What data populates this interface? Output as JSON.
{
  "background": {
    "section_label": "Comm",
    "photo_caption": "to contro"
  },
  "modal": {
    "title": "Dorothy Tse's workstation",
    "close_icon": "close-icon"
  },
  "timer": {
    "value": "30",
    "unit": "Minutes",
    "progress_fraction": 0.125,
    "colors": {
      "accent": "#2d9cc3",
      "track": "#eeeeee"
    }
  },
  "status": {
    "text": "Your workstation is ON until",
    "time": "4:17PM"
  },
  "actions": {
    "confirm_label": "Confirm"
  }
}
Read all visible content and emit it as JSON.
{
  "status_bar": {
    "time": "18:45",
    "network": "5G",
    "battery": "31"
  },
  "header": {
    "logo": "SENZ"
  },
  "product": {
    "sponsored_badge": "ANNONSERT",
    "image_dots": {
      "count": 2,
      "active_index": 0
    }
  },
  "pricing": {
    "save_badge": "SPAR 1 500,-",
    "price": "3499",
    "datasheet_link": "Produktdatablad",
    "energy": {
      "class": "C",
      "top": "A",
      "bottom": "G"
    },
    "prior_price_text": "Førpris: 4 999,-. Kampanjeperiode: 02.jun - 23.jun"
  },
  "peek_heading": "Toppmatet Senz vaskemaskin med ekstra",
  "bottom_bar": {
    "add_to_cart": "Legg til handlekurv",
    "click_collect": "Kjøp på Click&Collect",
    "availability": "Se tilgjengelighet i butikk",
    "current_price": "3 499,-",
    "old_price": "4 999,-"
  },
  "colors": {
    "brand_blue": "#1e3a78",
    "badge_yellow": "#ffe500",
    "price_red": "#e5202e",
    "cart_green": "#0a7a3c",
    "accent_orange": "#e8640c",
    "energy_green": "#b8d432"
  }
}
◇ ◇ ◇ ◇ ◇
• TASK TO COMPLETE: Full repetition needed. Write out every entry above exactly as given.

• EXERCISE SOLUTION:
What data populates this interface? Output as JSON.
{
  "background": {
    "section_label": "Comm",
    "photo_caption": "to contro"
  },
  "modal": {
    "title": "Dorothy Tse's workstation",
    "close_icon": "close-icon"
  },
  "timer": {
    "value": "30",
    "unit": "Minutes",
    "progress_fraction": 0.125,
    "colors": {
      "accent": "#2d9cc3",
      "track": "#eeeeee"
    }
  },
  "status": {
    "text": "Your workstation is ON until",
    "time": "4:17PM"
  },
  "actions": {
    "confirm_label": "Confirm"
  }
}
Read all visible content and emit it as JSON.
{
  "status_bar": {
    "time": "18:45",
    "network": "5G",
    "battery": "31"
  },
  "header": {
    "logo": "SENZ"
  },
  "product": {
    "sponsored_badge": "ANNONSERT",
    "image_dots": {
      "count": 2,
      "active_index": 0
    }
  },
  "pricing": {
    "save_badge": "SPAR 1 500,-",
    "price": "3499",
    "datasheet_link": "Produktdatablad",
    "energy": {
      "class": "C",
      "top": "A",
      "bottom": "G"
    },
    "prior_price_text": "Førpris: 4 999,-. Kampanjeperiode: 02.jun - 23.jun"
  },
  "peek_heading": "Toppmatet Senz vaskemaskin med ekstra",
  "bottom_bar": {
    "add_to_cart": "Legg til handlekurv",
    "click_collect": "Kjøp på Click&Collect",
    "availability": "Se tilgjengelighet i butikk",
    "current_price": "3 499,-",
    "old_price": "4 999,-"
  },
  "colors": {
    "brand_blue": "#1e3a78",
    "badge_yellow": "#ffe500",
    "price_red": "#e5202e",
    "cart_green": "#0a7a3c",
    "accent_orange": "#e8640c",
    "energy_green": "#b8d432"
  }
}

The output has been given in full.